Despite its military failings, Russia remains a dangerous and resolute adversary. It will not be the only power to draw lessons from Russian failure in Ukraine. Chinese army training for an unprovoked attack on Taiwan looks very similar to the first week of the Russo-Ukrainian War. No doubt it will adapt now and because it has greater resources than Russia, this adaptation will be faster. This will inevitably affect US planning and cannot fail to influence what the US expects from NATO in the coming years.
The crucial question relevant for NATO Eastern Flank is: can the most vulnerable members be sure that the rest of the alliance will fight for them?
I hope the West does not become a victim of its fears. Nevertheless, after a war in which the worst conceivable crimes were committed without Western intervention, there is good reason for our enemies to make this judgment. And that (dangerous) perception will define our future security.
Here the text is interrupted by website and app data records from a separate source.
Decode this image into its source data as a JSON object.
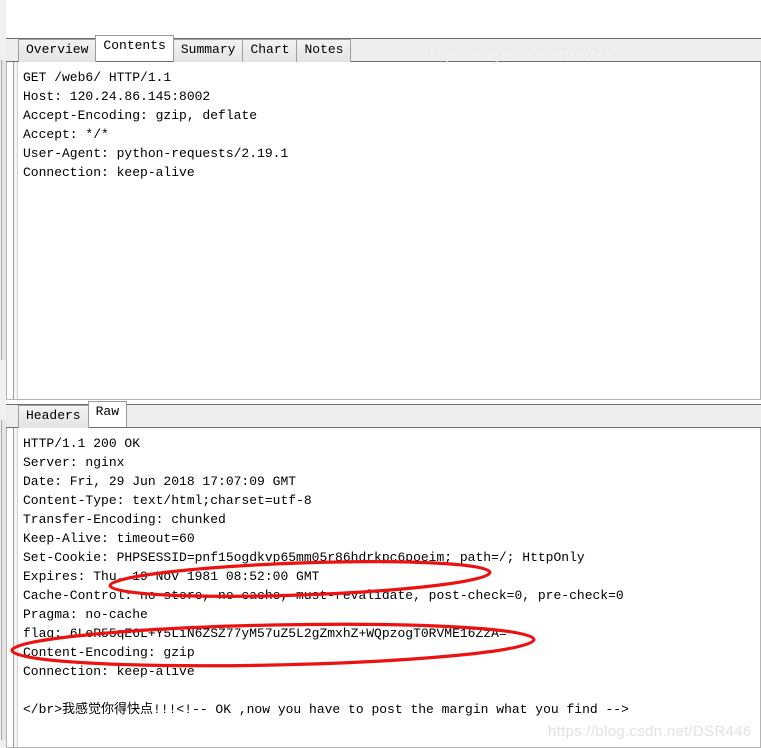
{
  "request_panel": {
    "tabs": [
      {
        "label": "Overview",
        "active": false
      },
      {
        "label": "Contents",
        "active": true
      },
      {
        "label": "Summary",
        "active": false
      },
      {
        "label": "Chart",
        "active": false
      },
      {
        "label": "Notes",
        "active": false
      }
    ],
    "content": "GET /web6/ HTTP/1.1\nHost: 120.24.86.145:8002\nAccept-Encoding: gzip, deflate\nAccept: */*\nUser-Agent: python-requests/2.19.1\nConnection: keep-alive"
  },
  "response_panel": {
    "tabs": [
      {
        "label": "Headers",
        "active": false
      },
      {
        "label": "Raw",
        "active": true
      }
    ],
    "content": "HTTP/1.1 200 OK\nServer: nginx\nDate: Fri, 29 Jun 2018 17:07:09 GMT\nContent-Type: text/html;charset=utf-8\nTransfer-Encoding: chunked\nKeep-Alive: timeout=60\nSet-Cookie: PHPSESSID=pnf15ogdkvp65mm05r86hdrkpc6poeim; path=/; HttpOnly\nExpires: Thu, 19 Nov 1981 08:52:00 GMT\nCache-Control: no-store, no-cache, must-revalidate, post-check=0, pre-check=0\nPragma: no-cache\nflag: 6LeR55qE6L+Y5LiN6ZSZ77yM57uZ5L2gZmxhZ+WQpzogT0RVME16ZzA=\nContent-Encoding: gzip\nConnection: keep-alive\n\n</br>我感觉你得快点!!!<!-- OK ,now you have to post the margin what you find -->"
  },
  "annotations": {
    "highlight_color": "#ee1111",
    "items": [
      {
        "name": "set-cookie-highlight",
        "target": "Set-Cookie: PHPSESSID=pnf15ogdkvp65mm05r86hdrkpc6poeim"
      },
      {
        "name": "flag-highlight",
        "target": "flag: 6LeR55qE6L+Y5LiN6ZSZ77yM57uZ5L2gZmxhZ+WQpzogT0RVME16ZzA="
      }
    ]
  },
  "watermark": {
    "text": "https://blog.csdn.net/DSR446"
  }
}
In any case, in times of crisis, it is the politicians and not the chiefs of staff or the intelligence services who decide about the use of military power. It is politicians who are accountable to their electorate. Therefore, a purely military response to the Russo-Ukrainian War is not enough. We need an informed public aware that there are times when even a pacifist has to reach for a weapon.
Martin Svárovský is Advisor to the Deputy Speaker of the Czech Parliament and Chairman of the Committee on European Affairs. He has been Head of the Security Strategies Program and Senior Fellow at the European Values Center for Security Policy (since 2019) was previously served for 19 years at the Czech Ministry of Foreign Affairs including as the Deputy Director of the Central European Department and the Deputy Director of the Policy Planning Staff.
June 10, 2022